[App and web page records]
+ + + + + + +

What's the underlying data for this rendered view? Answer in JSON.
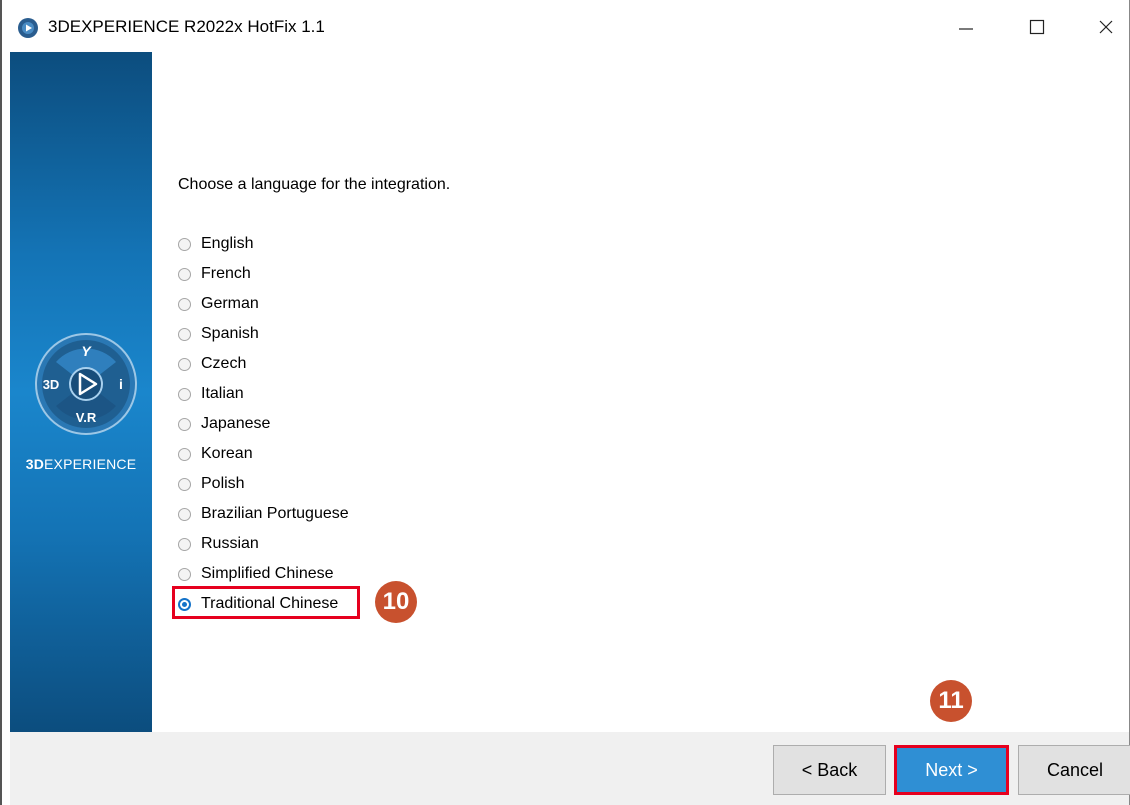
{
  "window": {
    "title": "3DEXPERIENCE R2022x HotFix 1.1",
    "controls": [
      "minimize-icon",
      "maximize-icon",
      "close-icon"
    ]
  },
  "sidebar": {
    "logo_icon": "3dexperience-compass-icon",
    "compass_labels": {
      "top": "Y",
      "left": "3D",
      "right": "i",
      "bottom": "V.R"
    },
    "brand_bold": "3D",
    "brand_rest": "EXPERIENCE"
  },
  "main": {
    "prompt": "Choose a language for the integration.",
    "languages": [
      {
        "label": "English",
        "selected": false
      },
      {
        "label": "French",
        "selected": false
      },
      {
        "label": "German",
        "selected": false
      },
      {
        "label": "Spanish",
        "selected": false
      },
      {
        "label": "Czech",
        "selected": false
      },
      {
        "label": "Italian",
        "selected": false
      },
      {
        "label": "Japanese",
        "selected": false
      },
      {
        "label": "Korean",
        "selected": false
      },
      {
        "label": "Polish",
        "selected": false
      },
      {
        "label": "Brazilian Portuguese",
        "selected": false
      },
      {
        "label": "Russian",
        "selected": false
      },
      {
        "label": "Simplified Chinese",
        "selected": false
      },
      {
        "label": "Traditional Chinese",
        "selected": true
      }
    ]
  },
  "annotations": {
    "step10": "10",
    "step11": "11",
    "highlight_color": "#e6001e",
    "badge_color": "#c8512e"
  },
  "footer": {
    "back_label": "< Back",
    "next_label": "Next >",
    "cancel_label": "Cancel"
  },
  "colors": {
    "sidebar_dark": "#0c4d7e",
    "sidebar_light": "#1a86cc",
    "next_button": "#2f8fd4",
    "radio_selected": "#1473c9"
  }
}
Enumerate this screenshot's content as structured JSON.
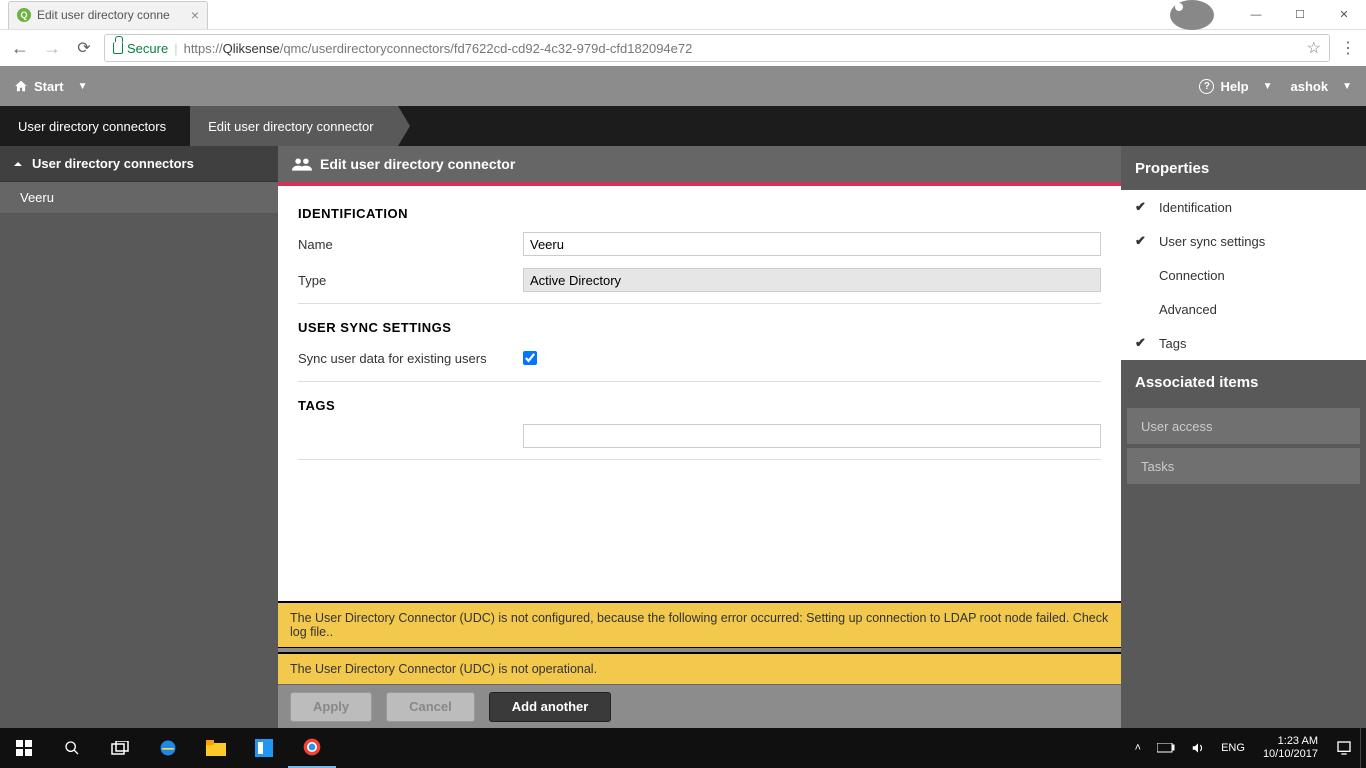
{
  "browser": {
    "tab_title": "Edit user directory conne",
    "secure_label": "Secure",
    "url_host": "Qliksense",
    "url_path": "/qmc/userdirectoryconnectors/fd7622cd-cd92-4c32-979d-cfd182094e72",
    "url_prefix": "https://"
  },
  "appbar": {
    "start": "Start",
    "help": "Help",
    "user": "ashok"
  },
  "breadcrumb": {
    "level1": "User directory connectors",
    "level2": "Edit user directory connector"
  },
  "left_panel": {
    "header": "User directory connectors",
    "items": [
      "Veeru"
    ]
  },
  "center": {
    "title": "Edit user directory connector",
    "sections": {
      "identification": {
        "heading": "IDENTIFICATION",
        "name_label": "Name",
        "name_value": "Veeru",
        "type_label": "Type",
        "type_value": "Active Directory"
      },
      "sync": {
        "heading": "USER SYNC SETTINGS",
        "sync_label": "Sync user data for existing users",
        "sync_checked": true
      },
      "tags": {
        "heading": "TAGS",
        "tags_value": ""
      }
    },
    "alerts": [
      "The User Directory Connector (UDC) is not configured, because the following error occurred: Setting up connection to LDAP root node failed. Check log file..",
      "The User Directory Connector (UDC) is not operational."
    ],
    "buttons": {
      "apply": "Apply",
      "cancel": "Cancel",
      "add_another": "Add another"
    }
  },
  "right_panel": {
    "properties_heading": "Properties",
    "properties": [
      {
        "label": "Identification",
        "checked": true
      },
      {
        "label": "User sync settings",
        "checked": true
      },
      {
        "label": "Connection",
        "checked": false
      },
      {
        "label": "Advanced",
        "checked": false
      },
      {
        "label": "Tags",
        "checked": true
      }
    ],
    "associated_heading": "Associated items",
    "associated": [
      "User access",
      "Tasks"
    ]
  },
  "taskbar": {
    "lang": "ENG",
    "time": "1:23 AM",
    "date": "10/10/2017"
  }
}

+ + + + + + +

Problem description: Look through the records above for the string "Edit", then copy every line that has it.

Answer to this exercise:
    "tab_title": "Edit user directory conne",
    "level2": "Edit user directory connector"
    "title": "Edit user directory connector",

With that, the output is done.